What do you get when you pay $15,000 for a three-story, two-family brick house with a 4-1/2-car garage?

This is the second-floor kitchen. The patio doors lead to the deck overlooking the fenced backyard The good news: The cabinets and countertops are in excellent condition. 

The bad news: Fourteen floor tiles are cracked, which means that the subfloor was inadequate. So: Tear up the tile floor and install cement board to keep the new tiles from flexing and breaking.

The good news: the countertop has plenty of outlets and they're wired up with 12-gauge wire. The bad news: Every single one of them is mis-wired. The black hot wire was wired to the silver neutral terminal. And they were 15-amp receptacles. So: Replace the outlets with 20-amp receptacles and wire them correctly.

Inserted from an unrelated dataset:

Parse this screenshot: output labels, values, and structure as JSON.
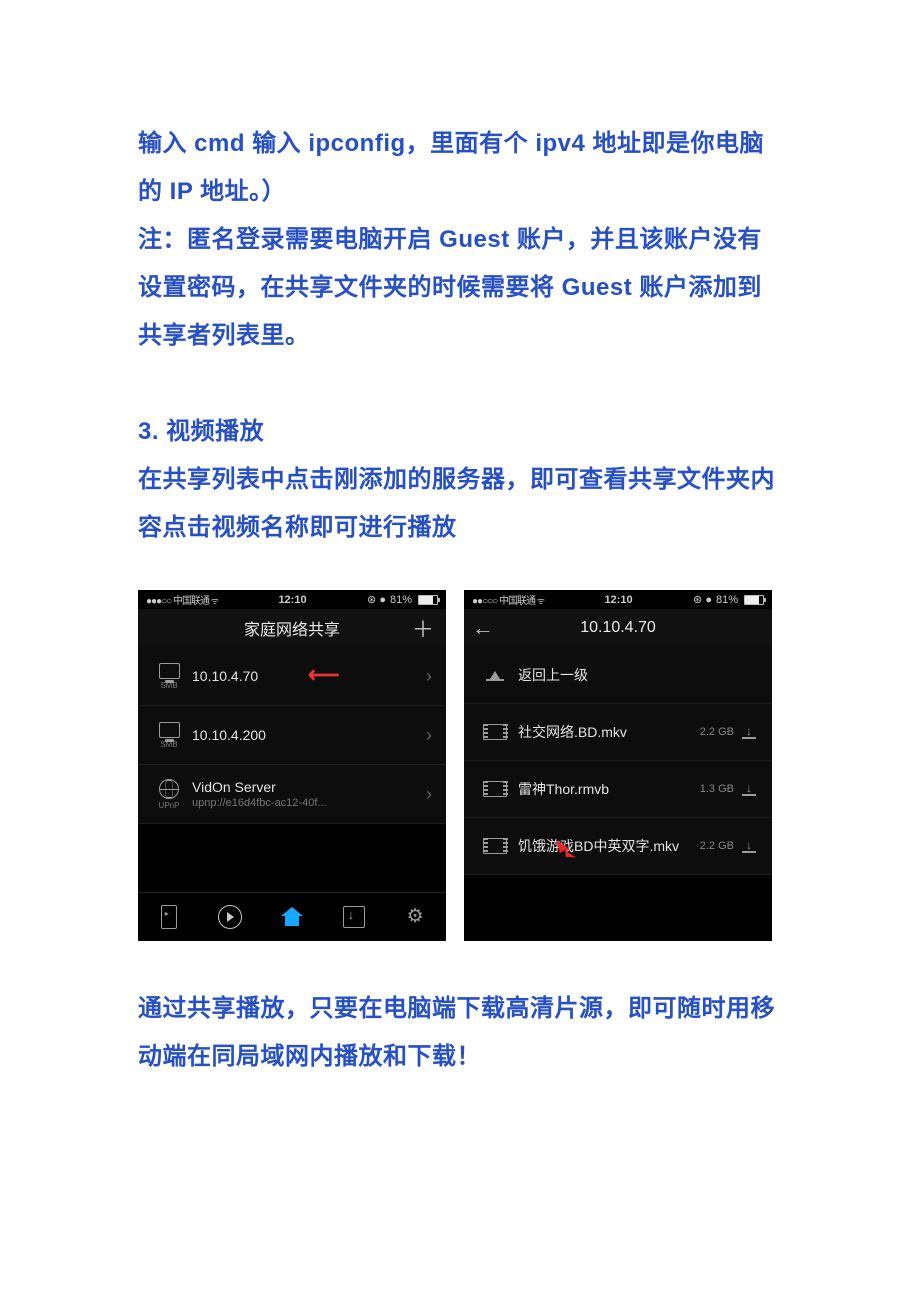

In the corner, out of view to the right, was a lot of water damage.

Up on the roof, the valley was leaking badly. A complete tear-off of this section of the roof was needed. Three layers of shingles were removed, and sheathing was applied over the spaced boards.

They had great lumber to work with back then. Some of the 140-year-old planks were 14" wide.

But the worst was yet to come. Out in the 4-12-car garage . . .

Yikes! Look out below! This back section of the garage roof was collapsing. Trees had grown up next to the garage, and the branches had torn off many shingles. Water got in, rotting this section of the sheathing and rafters.

Would you build a new roof, or tear down this whole back half of the garage? 

Demolition of the back half would mean bringing in heavy equipment, tearing down the old garage walls and roof, digging out the old foundation, filling dumpsters with debris, trucking in fill, digging new footings for a new gable end wall, pouring concrete, building a new gable end wall . . . expensive, and you'd end up with less storage space, not more. The walls and foundation are not gorgeous but are still serviceable, so let's just build a new roof.

First, stabilize the old roof so that it doesn't collapse on you or under you as you remove the boards one at a time. Start bracing from the solid end and work towards the hole. 

Use whatever lumber and other equipment you have that's laying around. Here it's scaffolding parts plus old 2"x4"s.